Planes, perfectionism, and prostitution laws

Lakehead graduate students present research-in-progress

Erin Collins and Caroline Cox
News Editor and Copy Editor

The Graduate Student Conference, part of Research and Innovation Week, gave Masters’ students and PhD candidates the opportunity to showcase their work while gaining professional experience for careers in academics.

The conference took place on Feb. 13 and 14. All participants presented their papers on the first day; their research was judged by a member of their faculty and a winner was chosen from each program.

The winners presented the second day in a Best of the Best competition.

One of the first up was Greg Togtema , MSc Engineering student. Interested in radar systems and the ability of military aircrafts to evade them, Togtema aspired to model the reflectivity of airplanes to better understand their interactions with radar radio waves.

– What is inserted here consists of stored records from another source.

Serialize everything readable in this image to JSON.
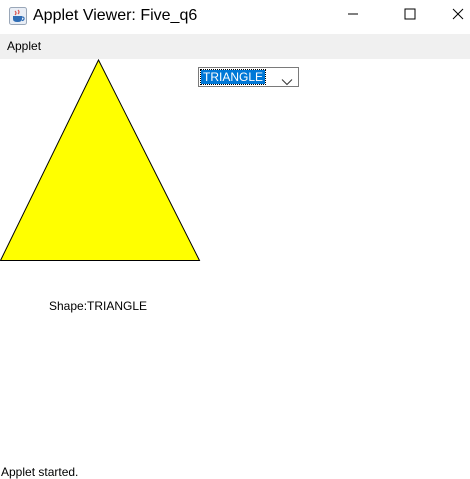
{
  "window": {
    "title": "Applet Viewer: Five_q6",
    "icon": "java-cup-icon",
    "controls": {
      "minimize_icon": "minimize-icon",
      "maximize_icon": "maximize-icon",
      "close_icon": "close-icon"
    }
  },
  "menubar": {
    "items": [
      {
        "label": "Applet"
      }
    ]
  },
  "applet": {
    "shape_selector": {
      "selected": "TRIANGLE",
      "icon": "chevron-down-icon"
    },
    "shape": {
      "type": "triangle",
      "fill_color": "#ffff00",
      "stroke_color": "#000000"
    },
    "shape_label": {
      "prefix": "Shape:",
      "value": "TRIANGLE"
    }
  },
  "status": {
    "text": "Applet started."
  }
}
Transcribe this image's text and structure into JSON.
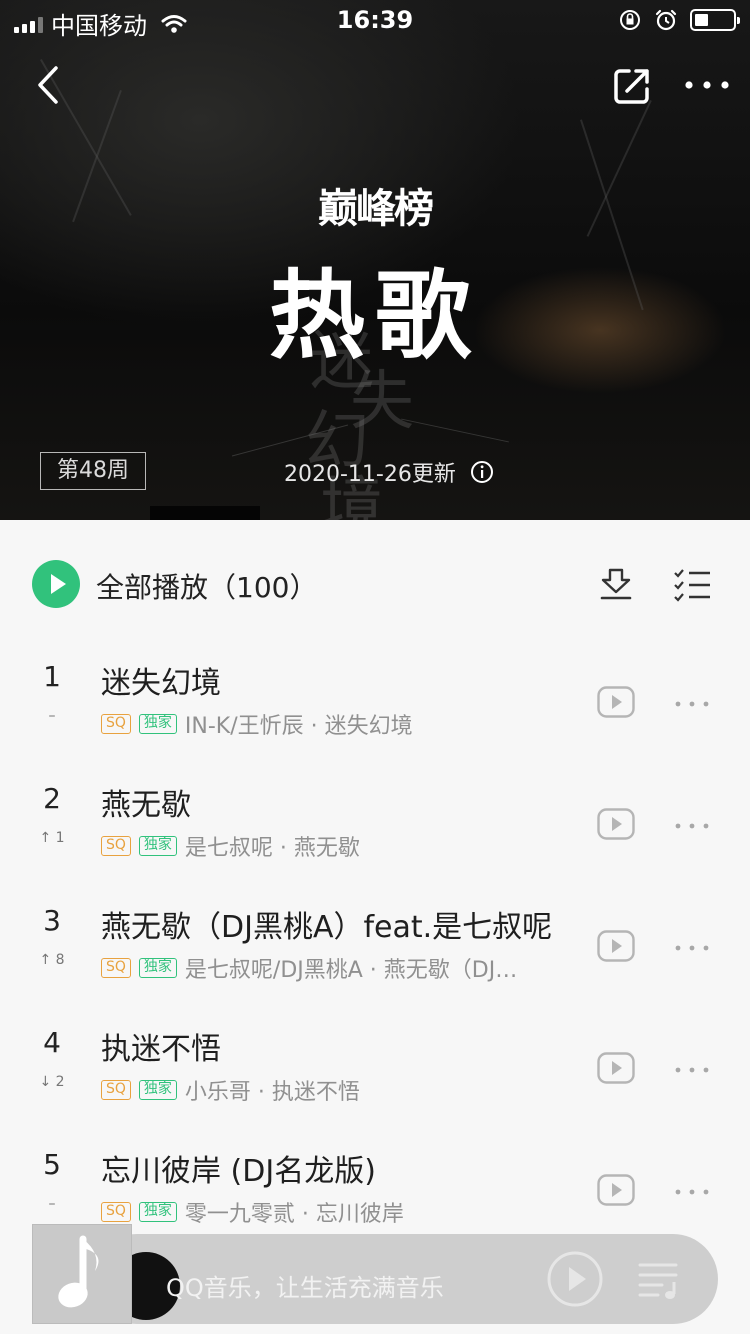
{
  "status": {
    "carrier": "中国移动",
    "time": "16:39",
    "battery_level": 0.35
  },
  "header": {
    "logo": "巅峰榜",
    "title": "热歌",
    "week": "第48周",
    "update": "2020-11-26更新",
    "cover_text": [
      "迷",
      "失",
      "幻",
      "境"
    ]
  },
  "play_all": {
    "label": "全部播放（100）"
  },
  "songs": [
    {
      "rank": "1",
      "trend": "–",
      "name": "迷失幻境",
      "sq": "SQ",
      "exclusive": "独家",
      "meta": "IN-K/王忻辰 · 迷失幻境"
    },
    {
      "rank": "2",
      "trend": "↑ 1",
      "name": "燕无歇",
      "sq": "SQ",
      "exclusive": "独家",
      "meta": "是七叔呢 · 燕无歇"
    },
    {
      "rank": "3",
      "trend": "↑ 8",
      "name": "燕无歇（DJ黑桃A）feat.是七叔呢",
      "sq": "SQ",
      "exclusive": "独家",
      "meta": "是七叔呢/DJ黑桃A · 燕无歇（DJ…"
    },
    {
      "rank": "4",
      "trend": "↓ 2",
      "name": "执迷不悟",
      "sq": "SQ",
      "exclusive": "独家",
      "meta": "小乐哥 · 执迷不悟"
    },
    {
      "rank": "5",
      "trend": "–",
      "name": "忘川彼岸 (DJ名龙版)",
      "sq": "SQ",
      "exclusive": "独家",
      "meta": "零一九零贰 · 忘川彼岸"
    }
  ],
  "player": {
    "text": "QQ音乐，让生活充满音乐"
  },
  "colors": {
    "accent": "#31c27c",
    "sq": "#e8a23f"
  }
}
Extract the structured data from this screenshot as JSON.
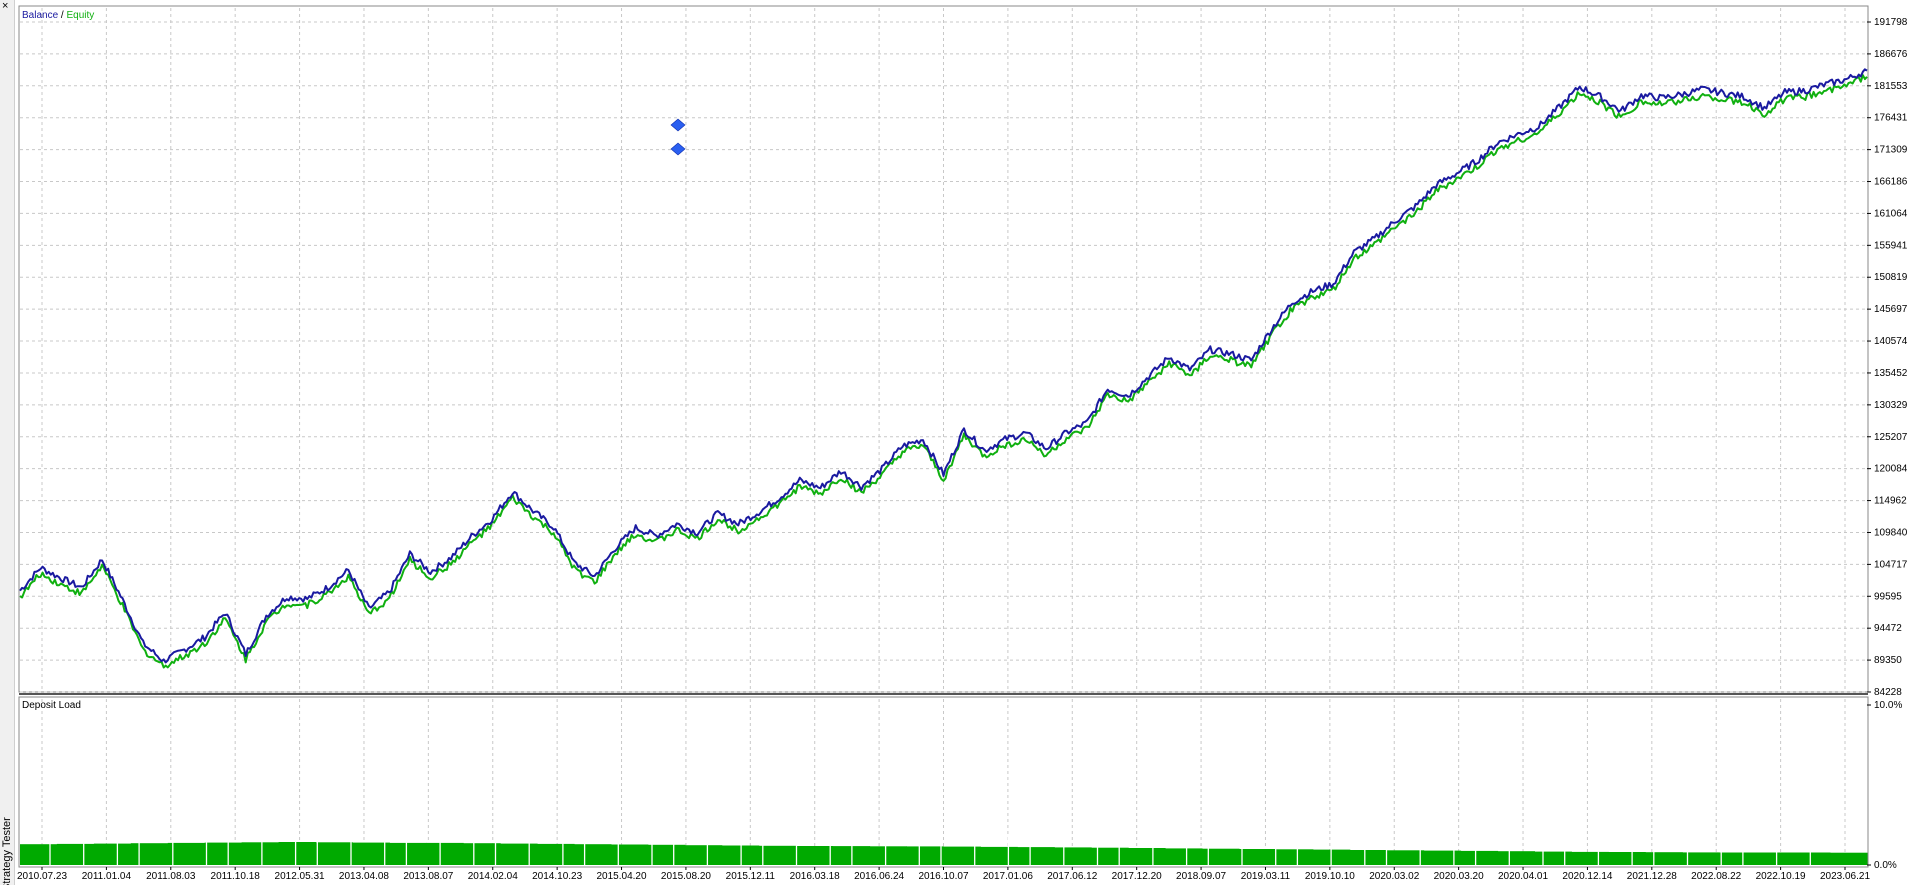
{
  "panel": {
    "title": "Strategy Tester",
    "close_icon": "close-icon"
  },
  "chart_data": [
    {
      "type": "line",
      "legend": {
        "balance_label": "Balance",
        "separator": " / ",
        "equity_label": "Equity",
        "placement": "top-left"
      },
      "colors": {
        "balance": "#1a1aa0",
        "equity": "#10b010",
        "grid": "#c8c8c8"
      },
      "grid": true,
      "y_tick_labels": [
        "191798",
        "186676",
        "181553",
        "176431",
        "171309",
        "166186",
        "161064",
        "155941",
        "150819",
        "145697",
        "140574",
        "135452",
        "130329",
        "125207",
        "120084",
        "114962",
        "109840",
        "104717",
        "99595",
        "94472",
        "89350",
        "84228"
      ],
      "ylim": [
        84228,
        191798
      ],
      "x_tick_labels": [
        "2010.07.23",
        "2011.01.04",
        "2011.08.03",
        "2011.10.18",
        "2012.05.31",
        "2013.04.08",
        "2013.08.07",
        "2014.02.04",
        "2014.10.23",
        "2015.04.20",
        "2015.08.20",
        "2015.12.11",
        "2016.03.18",
        "2016.06.24",
        "2016.10.07",
        "2017.01.06",
        "2017.06.12",
        "2017.12.20",
        "2018.09.07",
        "2019.03.11",
        "2019.10.10",
        "2020.03.02",
        "2020.03.20",
        "2020.04.01",
        "2020.12.14",
        "2021.12.28",
        "2022.08.22",
        "2022.10.19",
        "2023.06.21"
      ],
      "series": [
        {
          "name": "Balance",
          "values": [
            100500,
            104200,
            102500,
            101000,
            105500,
            99000,
            92000,
            89200,
            91000,
            93000,
            97000,
            90300,
            96500,
            99500,
            99200,
            101000,
            103800,
            97600,
            100300,
            106400,
            103500,
            105800,
            109200,
            112000,
            116400,
            113300,
            110700,
            105000,
            102800,
            107300,
            110600,
            109300,
            111200,
            109800,
            112900,
            111200,
            113100,
            115400,
            118200,
            117000,
            119700,
            117200,
            120000,
            123700,
            124800,
            119200,
            126400,
            123000,
            124800,
            125800,
            123300,
            125900,
            127500,
            132900,
            131800,
            134900,
            138000,
            136000,
            139200,
            138500,
            137500,
            142600,
            146800,
            148600,
            149800,
            154800,
            157000,
            159800,
            162200,
            165600,
            167500,
            169500,
            172400,
            173800,
            175000,
            178100,
            181400,
            179800,
            177500,
            180000,
            179600,
            180200,
            181000,
            180400,
            179800,
            178000,
            180500,
            180800,
            181800,
            182600,
            184000
          ]
        },
        {
          "name": "Equity",
          "values": [
            99500,
            103200,
            101500,
            100000,
            104500,
            98000,
            91000,
            88400,
            90000,
            92000,
            96000,
            89500,
            95500,
            98500,
            98200,
            100000,
            102800,
            96600,
            99300,
            105400,
            102500,
            104800,
            108200,
            111000,
            115400,
            112300,
            109700,
            104000,
            101800,
            106300,
            109600,
            108300,
            110200,
            108800,
            111900,
            110200,
            112100,
            114400,
            117200,
            116000,
            118700,
            116200,
            119000,
            122700,
            123800,
            118200,
            125400,
            122000,
            123800,
            124800,
            122300,
            124900,
            126500,
            131900,
            130800,
            133900,
            137000,
            135000,
            138200,
            137500,
            136500,
            141600,
            145800,
            147600,
            148800,
            153800,
            156000,
            158800,
            161200,
            164600,
            166500,
            168500,
            171400,
            172800,
            174000,
            177100,
            180400,
            178800,
            176500,
            179000,
            178600,
            179200,
            180000,
            179400,
            178800,
            177000,
            179500,
            179800,
            180800,
            181600,
            183000
          ]
        }
      ]
    },
    {
      "type": "bar",
      "title": "Deposit Load",
      "y_tick_labels": [
        "10.0%",
        "0.0%"
      ],
      "ylim": [
        0,
        10
      ],
      "colors": {
        "fill": "#00aa00"
      },
      "series": [
        {
          "name": "Deposit Load",
          "values": [
            1.3,
            1.32,
            1.34,
            1.36,
            1.38,
            1.4,
            1.42,
            1.44,
            1.42,
            1.4,
            1.38,
            1.38,
            1.36,
            1.34,
            1.32,
            1.3,
            1.28,
            1.26,
            1.24,
            1.22,
            1.2,
            1.19,
            1.18,
            1.17,
            1.16,
            1.15,
            1.13,
            1.12,
            1.1,
            1.08,
            1.06,
            1.04,
            1.02,
            1.0,
            0.98,
            0.96,
            0.94,
            0.92,
            0.9,
            0.88,
            0.86,
            0.84,
            0.82,
            0.81,
            0.8,
            0.79,
            0.78,
            0.78,
            0.78,
            0.77
          ]
        }
      ]
    }
  ],
  "markers": {
    "icon": "diamond-marker-icon",
    "count": 2,
    "color": "#2a5ff0"
  }
}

Later, MA Sociology Vanessa Lucky presented on Canada’s prostitution laws, titled, “In for a Penny, in for a Pound.”

“Prostitution is not illegal in Canada,” started Lucky, “rather, virtually all activities surrounding prostitution are prohibited by various sections of the criminal code.”

Lucky’s project addressed how these prohibitions were being questioned, and made reference to a past case within which three sex trade workers had challenged their constitutionality. She is particularly interested in the role of expert witnesses and the role of religious intervention.

Afterwards, Megan Short talked about perfectionism, her research topic of choice within the MA Clinical Psychology program. Short began by acknowledging the current debate of whether or not perfectionism was an adaptive and positive trait.

“Some people think [perfectionism] can be related to positive striving, therefore being healthy,” explained Short. “Others say all perfectionism is unhealthy because people’s standards that they set for themselves are impossible to achieve.”

Presenting at conferences plays a major role in a job as a professor, and students were able to gain professional experience while also maintaining the comfort of presenting in front of their peers.

Holly Morgan, a Master’s student in Women’s Studies and English, presented her work on queer South Asian diasporic literature both at SALA, the South Asian Literary Association, and at the conference. She enjoyed presenting in front of her peers.

“There is a lot more pressure at external conferences, whereas I found the grad conference to be more about sharing and growing our potential together — this, I think, is its greatest merit,” said Morgan.

The event gave many graduate students, including English MA student Alanna Gasser, the opportunity to present at a conference for the first time.

“It was a little bit nerve-wracking presenting my work…  I didn’t think I would be nervous because I knew almost everyone that was there for it, but I was anyway,” Gasser said. “You go up there to present some work that you’ve spent time perfecting, and you just hope that people are as please with it as you are.”

The two-day format meant students were evaluated both by professors in their department and by the overall judges: Dr. Jason Blahuta from Philosophy and Dr. Apichart Linhananta from Physics.

Taslim Alani won the Women’s Studies portion of the conference and went on to present on the second day.

“There were fewer people on the second day, and I felt a bit more pressure to do well, simply because I was now the one representing my department,” Alani said. “However, it was a friendly audience, so once I began my presentation, the anxiety melted away.”

William Dew from Biotechonology won the overall competition.